*What the exercise asks:*
In the material below, repeat only the lines from the one that holds "Parse this screenshot: output" through the final line, exactly as they stand.

*Source information:*

=== Section Start ===

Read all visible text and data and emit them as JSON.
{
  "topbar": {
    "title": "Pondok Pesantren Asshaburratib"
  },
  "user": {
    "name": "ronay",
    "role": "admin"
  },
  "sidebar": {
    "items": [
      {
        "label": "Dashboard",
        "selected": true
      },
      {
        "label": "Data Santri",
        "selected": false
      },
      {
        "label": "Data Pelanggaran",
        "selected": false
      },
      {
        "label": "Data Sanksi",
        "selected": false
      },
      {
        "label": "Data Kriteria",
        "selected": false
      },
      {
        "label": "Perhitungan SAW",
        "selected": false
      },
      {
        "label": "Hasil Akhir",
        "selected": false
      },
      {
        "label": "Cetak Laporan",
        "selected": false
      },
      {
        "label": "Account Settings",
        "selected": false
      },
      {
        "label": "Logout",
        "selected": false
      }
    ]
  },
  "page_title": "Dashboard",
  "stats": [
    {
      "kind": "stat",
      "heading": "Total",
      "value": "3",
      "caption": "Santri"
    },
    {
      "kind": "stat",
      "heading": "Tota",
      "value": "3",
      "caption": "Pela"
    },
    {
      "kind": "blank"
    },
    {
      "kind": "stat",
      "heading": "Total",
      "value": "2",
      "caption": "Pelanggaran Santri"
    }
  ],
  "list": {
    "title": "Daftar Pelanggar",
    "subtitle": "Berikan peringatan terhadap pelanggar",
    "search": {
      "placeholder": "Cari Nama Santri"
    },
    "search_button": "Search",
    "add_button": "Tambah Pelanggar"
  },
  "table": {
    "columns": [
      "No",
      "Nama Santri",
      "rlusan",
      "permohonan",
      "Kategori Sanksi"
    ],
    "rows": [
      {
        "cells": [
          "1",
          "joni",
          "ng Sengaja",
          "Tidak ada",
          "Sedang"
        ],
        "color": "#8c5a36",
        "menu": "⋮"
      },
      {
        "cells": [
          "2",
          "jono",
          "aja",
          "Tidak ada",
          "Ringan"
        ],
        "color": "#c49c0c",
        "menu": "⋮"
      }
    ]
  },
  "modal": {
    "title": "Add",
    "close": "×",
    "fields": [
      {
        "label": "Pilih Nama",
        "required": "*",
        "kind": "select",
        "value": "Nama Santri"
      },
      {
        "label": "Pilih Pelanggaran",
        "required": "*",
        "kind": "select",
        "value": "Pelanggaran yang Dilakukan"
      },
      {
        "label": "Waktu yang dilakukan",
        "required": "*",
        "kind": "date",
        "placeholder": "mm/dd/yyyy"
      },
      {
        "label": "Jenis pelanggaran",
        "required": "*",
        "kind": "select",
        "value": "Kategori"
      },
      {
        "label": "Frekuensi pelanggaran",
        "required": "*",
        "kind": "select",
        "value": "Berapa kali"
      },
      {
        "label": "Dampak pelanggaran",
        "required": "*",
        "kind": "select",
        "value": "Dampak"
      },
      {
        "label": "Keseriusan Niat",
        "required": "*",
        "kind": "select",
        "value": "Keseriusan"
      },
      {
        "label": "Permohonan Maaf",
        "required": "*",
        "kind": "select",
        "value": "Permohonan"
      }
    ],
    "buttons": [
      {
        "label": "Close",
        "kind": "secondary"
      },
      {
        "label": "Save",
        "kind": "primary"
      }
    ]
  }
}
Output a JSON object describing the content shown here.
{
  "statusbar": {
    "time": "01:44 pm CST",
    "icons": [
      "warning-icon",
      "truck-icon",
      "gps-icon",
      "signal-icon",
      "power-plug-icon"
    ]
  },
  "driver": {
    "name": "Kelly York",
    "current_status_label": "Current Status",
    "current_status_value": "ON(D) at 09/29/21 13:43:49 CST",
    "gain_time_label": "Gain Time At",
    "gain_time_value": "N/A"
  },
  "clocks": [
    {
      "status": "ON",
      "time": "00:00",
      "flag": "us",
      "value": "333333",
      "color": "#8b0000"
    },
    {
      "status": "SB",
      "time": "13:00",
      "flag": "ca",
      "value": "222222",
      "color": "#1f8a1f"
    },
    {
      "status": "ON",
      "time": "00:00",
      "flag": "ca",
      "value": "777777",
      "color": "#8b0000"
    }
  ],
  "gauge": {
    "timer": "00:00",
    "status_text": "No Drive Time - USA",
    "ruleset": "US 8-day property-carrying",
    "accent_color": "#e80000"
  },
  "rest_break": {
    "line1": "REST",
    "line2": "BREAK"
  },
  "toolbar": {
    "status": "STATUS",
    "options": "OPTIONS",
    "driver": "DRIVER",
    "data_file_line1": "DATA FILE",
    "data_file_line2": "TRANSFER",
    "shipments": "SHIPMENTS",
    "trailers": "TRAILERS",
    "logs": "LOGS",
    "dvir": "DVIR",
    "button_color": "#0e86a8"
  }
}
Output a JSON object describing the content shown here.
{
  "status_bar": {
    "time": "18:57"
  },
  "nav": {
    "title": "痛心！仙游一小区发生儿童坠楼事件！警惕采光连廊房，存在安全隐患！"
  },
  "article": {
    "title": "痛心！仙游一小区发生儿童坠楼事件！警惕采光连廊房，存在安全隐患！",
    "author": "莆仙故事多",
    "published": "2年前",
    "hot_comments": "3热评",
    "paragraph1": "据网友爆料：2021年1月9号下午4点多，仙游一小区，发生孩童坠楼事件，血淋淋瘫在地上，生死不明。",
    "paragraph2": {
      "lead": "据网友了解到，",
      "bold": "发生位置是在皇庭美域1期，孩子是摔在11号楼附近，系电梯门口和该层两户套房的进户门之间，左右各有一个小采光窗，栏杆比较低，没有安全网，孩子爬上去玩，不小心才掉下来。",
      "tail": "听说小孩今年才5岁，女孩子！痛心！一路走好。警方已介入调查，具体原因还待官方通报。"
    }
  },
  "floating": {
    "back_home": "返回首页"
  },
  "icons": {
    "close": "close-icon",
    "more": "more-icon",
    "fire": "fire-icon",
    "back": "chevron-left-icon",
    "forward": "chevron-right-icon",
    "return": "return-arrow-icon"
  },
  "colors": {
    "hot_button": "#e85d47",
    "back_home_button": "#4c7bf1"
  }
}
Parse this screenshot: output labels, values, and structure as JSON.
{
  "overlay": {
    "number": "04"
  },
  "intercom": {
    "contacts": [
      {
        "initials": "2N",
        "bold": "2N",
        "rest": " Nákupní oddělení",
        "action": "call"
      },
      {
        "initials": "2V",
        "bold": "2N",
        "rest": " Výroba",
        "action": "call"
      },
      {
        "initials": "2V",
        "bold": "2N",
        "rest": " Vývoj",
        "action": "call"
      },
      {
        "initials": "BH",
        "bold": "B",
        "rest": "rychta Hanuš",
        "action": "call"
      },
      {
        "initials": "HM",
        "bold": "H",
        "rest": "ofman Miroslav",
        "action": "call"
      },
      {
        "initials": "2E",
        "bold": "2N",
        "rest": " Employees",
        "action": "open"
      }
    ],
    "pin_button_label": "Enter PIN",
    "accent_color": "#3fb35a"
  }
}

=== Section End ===

*Your solution:*
Parse this screenshot: output labels, values, and structure as JSON.
{
  "overlay": {
    "number": "04"
  },
  "intercom": {
    "contacts": [
      {
        "initials": "2N",
        "bold": "2N",
        "rest": " Nákupní oddělení",
        "action": "call"
      },
      {
        "initials": "2V",
        "bold": "2N",
        "rest": " Výroba",
        "action": "call"
      },
      {
        "initials": "2V",
        "bold": "2N",
        "rest": " Vývoj",
        "action": "call"
      },
      {
        "initials": "BH",
        "bold": "B",
        "rest": "rychta Hanuš",
        "action": "call"
      },
      {
        "initials": "HM",
        "bold": "H",
        "rest": "ofman Miroslav",
        "action": "call"
      },
      {
        "initials": "2E",
        "bold": "2N",
        "rest": " Employees",
        "action": "open"
      }
    ],
    "pin_button_label": "Enter PIN",
    "accent_color": "#3fb35a"
  }
}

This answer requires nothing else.